It takes courage to start medication if you have health anxiety. At the time I didn't feel brave, but I had the good fortune of a husband who told me I was brave. There was some relief in making the decision to start an SSRI, rather than going back and forth indecisively, but in OCD fashion, a whole new area of opened up for obsessing. The first week or two on half a pill was anti-climactic, and oddly disappointing since the flip side of fearing instant bad changes is the hope for instant good changes.
My psychiatrist moved my dose up to a whole pill, and one morning I noticed my jaw felt tight. I'd had jaw pain in the past, and this was a "health anxiety hot spot" for me. I became intensely vigilant of every sensation in my jaw, and kept checking it, asking myself if it still hurt, which escalated my panic, because yes, it still hurt. I did a search in a medical database, and found a handful of case reports of jaw pain as a side effect of ssri's. My OCD was all over this--"How do I know for sure this is a side effect? Am I being oversensitive? How do I figure this out?" Finally I took the plunge and called my psychiatrist, no small feat since phone calls were hard for me.
She was at a conference, but returned my call that evening. Her compassion and thoughtful response was incredibly helpful. She asked me about the information I'd found, and said to send her the abstracts, because she'd like to read them. Although she couldn't say for certain if it was a result of the medication, she advised going back down to half a pill for a week or so. Her ability to respond with a middle path was a great model for me.

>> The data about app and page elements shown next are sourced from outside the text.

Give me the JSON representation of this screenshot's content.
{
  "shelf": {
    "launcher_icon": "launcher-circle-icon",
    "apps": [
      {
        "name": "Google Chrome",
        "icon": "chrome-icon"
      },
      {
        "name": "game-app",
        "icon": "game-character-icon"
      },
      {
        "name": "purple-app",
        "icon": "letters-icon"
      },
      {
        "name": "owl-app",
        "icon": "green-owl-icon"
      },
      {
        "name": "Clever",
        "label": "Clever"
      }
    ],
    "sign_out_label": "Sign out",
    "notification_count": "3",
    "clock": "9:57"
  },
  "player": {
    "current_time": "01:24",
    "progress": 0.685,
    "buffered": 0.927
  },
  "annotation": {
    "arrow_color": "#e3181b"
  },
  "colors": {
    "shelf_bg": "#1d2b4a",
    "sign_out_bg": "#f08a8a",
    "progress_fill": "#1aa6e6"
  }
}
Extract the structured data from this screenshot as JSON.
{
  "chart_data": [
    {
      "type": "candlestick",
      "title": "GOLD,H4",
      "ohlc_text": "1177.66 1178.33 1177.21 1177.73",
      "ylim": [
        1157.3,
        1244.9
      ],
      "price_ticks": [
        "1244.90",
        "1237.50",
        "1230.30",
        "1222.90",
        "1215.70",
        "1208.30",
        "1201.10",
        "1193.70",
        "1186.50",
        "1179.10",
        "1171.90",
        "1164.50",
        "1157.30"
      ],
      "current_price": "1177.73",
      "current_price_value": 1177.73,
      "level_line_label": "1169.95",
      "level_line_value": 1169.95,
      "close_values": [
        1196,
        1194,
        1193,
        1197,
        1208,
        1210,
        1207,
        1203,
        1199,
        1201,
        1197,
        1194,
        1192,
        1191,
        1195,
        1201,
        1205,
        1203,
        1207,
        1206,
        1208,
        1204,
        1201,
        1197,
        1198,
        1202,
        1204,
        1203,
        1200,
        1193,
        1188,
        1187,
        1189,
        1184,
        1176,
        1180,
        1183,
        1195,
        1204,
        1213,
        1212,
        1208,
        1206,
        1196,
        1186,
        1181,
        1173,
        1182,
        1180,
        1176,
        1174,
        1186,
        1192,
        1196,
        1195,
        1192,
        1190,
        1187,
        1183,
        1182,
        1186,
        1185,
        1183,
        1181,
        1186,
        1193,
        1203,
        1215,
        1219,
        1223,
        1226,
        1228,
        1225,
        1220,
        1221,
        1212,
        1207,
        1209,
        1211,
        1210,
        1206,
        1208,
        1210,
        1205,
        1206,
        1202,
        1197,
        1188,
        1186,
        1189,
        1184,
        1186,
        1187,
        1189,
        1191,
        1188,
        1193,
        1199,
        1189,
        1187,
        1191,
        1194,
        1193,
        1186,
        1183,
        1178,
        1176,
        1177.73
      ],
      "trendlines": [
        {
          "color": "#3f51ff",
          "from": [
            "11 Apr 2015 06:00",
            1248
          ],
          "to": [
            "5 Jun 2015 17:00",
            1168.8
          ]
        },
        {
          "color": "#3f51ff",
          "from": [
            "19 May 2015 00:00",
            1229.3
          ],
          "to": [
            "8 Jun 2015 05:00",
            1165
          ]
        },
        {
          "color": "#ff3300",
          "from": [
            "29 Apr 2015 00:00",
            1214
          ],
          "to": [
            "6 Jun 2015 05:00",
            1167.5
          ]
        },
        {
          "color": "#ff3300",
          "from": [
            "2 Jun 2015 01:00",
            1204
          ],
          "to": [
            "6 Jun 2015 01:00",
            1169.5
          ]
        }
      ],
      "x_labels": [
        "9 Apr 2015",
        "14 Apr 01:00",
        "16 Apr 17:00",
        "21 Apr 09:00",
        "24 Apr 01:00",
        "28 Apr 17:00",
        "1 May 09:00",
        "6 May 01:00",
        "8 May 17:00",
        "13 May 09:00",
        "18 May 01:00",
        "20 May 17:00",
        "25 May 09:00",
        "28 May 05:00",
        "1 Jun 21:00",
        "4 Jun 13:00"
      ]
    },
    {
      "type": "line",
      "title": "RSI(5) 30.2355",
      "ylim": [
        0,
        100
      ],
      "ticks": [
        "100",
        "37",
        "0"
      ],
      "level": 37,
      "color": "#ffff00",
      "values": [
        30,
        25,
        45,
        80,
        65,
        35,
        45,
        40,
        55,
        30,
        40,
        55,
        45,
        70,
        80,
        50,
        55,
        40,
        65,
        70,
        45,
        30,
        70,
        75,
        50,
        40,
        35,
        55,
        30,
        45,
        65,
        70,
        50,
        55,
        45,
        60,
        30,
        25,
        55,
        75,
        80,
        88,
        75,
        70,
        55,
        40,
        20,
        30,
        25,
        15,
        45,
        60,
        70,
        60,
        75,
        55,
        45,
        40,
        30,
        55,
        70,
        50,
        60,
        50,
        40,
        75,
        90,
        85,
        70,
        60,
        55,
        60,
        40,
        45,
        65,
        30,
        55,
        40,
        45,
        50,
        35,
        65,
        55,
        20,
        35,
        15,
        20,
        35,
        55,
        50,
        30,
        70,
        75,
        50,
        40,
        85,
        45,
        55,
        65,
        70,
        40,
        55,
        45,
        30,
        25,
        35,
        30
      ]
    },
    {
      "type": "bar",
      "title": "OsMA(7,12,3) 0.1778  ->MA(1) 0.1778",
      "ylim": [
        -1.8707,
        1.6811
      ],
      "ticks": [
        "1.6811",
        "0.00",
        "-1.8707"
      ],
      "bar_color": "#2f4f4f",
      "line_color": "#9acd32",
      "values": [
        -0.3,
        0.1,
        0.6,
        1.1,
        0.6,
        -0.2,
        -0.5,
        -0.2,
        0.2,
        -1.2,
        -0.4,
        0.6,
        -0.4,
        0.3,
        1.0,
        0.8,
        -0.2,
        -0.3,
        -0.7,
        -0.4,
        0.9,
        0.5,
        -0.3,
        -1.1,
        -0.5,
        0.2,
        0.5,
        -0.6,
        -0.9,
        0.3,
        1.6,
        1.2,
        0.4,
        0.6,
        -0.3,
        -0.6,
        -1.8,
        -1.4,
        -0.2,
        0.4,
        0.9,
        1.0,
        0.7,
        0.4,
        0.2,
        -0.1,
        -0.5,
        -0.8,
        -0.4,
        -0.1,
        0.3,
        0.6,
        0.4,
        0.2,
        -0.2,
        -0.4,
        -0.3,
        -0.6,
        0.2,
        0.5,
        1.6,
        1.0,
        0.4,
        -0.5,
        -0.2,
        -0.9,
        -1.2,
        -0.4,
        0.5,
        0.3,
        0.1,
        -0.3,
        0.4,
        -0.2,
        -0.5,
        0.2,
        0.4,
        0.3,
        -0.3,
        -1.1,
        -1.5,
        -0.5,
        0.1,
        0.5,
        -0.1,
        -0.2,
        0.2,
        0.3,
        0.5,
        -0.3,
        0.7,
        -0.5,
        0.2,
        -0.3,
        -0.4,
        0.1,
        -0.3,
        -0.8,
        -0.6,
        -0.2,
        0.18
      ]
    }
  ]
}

The medication was helping, so I was willing to stay with it and see if the symptoms abated. It's extremely challenging to practice trial and error and keep an open mind when you are suffering. The human desire is to find a solution NOW. Backing down the the dose before trying again with a whole pill worked. The jaw pain eased, especially after I took basic self-care actions. I got so stuck in checking the pain at first, and being afraid I was "crazy" that I didn't even think of laying off crunchy stuff, or avoiding biting into things.